By now, you have probably heard news of Flight 370, the lost Malaysian Boeing 777. And if you have been following this bizarre story of inflight disappearance, you are aware that the search area has been widened to more than 27,000 square miles. It has become abundantly clear that authorities have no idea what has happened to this plane.
Our prayers are with those on board Flight 370 as well as the families of the crew and the passengers. And while there are far more theories than evidence, we pray that somehow the lost passengers will be reunited with their loved ones soon. Nevertheless, aviation experts are saying that chances are slim. In fact, the effort has already started changing from rescue to recovery.

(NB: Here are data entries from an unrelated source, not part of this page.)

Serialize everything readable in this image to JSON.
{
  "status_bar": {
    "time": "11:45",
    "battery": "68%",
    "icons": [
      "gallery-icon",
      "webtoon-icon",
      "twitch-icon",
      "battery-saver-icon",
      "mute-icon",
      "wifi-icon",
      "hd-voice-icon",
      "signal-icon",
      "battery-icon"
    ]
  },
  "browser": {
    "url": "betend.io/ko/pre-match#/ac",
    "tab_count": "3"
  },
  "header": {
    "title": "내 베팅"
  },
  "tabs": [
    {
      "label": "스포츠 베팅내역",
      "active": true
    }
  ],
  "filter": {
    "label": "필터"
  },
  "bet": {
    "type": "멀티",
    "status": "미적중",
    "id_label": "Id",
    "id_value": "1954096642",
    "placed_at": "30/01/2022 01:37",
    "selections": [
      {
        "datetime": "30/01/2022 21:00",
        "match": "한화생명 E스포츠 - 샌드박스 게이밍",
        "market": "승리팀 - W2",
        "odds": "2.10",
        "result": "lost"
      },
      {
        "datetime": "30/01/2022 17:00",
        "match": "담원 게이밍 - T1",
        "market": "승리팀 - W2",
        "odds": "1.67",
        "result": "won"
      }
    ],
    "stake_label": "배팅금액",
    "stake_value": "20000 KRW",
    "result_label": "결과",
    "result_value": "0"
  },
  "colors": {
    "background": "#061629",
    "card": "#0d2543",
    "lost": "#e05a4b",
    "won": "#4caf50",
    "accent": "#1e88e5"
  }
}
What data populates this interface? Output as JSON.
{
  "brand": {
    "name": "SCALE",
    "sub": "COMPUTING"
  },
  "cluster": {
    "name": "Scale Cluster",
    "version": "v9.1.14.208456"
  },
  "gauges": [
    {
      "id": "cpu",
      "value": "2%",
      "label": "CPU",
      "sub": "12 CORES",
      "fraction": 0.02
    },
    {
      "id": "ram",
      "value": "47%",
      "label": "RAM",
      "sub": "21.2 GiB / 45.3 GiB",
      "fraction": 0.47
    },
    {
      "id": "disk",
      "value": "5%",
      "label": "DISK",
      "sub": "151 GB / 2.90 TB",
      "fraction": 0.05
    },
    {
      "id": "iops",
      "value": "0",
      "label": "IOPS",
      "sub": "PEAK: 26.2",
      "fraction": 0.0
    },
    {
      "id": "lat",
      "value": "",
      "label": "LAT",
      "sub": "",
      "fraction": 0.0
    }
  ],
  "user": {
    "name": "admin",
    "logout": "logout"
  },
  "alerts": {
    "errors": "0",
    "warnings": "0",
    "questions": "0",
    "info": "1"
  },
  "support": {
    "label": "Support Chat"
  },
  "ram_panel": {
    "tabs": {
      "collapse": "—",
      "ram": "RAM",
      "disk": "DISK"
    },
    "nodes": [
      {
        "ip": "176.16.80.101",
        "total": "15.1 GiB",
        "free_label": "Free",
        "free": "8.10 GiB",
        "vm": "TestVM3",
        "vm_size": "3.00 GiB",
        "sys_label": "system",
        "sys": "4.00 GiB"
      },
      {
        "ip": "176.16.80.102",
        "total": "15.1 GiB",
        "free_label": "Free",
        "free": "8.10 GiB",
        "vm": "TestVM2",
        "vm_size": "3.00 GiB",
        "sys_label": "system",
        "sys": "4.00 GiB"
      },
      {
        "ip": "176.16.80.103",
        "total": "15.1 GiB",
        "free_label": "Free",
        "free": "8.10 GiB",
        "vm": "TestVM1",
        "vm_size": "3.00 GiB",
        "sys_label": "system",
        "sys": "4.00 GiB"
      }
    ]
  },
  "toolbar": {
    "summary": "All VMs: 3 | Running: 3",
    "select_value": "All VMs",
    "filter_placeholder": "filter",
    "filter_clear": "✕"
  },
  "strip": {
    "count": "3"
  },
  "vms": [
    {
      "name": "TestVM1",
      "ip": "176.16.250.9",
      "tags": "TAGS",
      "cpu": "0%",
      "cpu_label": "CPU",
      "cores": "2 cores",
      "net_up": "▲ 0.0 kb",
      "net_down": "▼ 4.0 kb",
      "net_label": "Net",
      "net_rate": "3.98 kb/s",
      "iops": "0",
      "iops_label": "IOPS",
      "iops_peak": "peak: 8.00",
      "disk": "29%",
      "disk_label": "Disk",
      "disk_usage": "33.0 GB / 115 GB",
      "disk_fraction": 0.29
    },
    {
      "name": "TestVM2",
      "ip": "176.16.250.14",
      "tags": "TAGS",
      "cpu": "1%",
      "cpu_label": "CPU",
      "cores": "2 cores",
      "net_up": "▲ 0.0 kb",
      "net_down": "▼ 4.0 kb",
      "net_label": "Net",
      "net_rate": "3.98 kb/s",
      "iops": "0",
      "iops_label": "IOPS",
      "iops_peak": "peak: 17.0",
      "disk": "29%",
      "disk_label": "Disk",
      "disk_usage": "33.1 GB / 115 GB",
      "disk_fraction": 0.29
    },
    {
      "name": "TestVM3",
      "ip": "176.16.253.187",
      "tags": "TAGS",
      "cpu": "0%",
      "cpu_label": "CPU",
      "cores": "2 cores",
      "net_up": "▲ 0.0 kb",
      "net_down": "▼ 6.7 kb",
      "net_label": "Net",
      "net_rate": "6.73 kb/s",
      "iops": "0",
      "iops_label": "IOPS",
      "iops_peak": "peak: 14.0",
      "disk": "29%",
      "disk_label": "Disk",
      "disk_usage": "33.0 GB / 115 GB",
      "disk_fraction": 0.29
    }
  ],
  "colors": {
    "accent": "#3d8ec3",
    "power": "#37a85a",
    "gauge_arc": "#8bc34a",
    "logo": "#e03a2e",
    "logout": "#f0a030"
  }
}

If this flight crashed in the ocean, the main problems are distance and time. The further an aircraft gets from its flight plan and the more time that equipment has to sink in the ocean, the less likely it is to be recovered. Perhaps this is true of those who go missing from the church as well. The farther they travel from the plan, and the longer they are gone, the less likely it is that we can help rescue them.
When one of God’s children goes missing, Jesus tells us that the good shepherd leaves the 99 in safety and retrieves the one (Luke 15:1-7). Seeking and saving the lost is so important to Jesus that He told His disciples that it was the reason He came to this world (Luke 19:10).
Do we shoot into action when someone goes missing from among us? Do we “widen the search area” to include the lost who are outside our immediate area? How far are we willing to go? How much are we willing to spend?
As of this morning, over 1,000 people, using 42 ships and 39 planes from 12 countries, are searching for any sign or clue of what could have happened to this missing flight. Perhaps we in the church should take a few notes from the way the world treats the lost.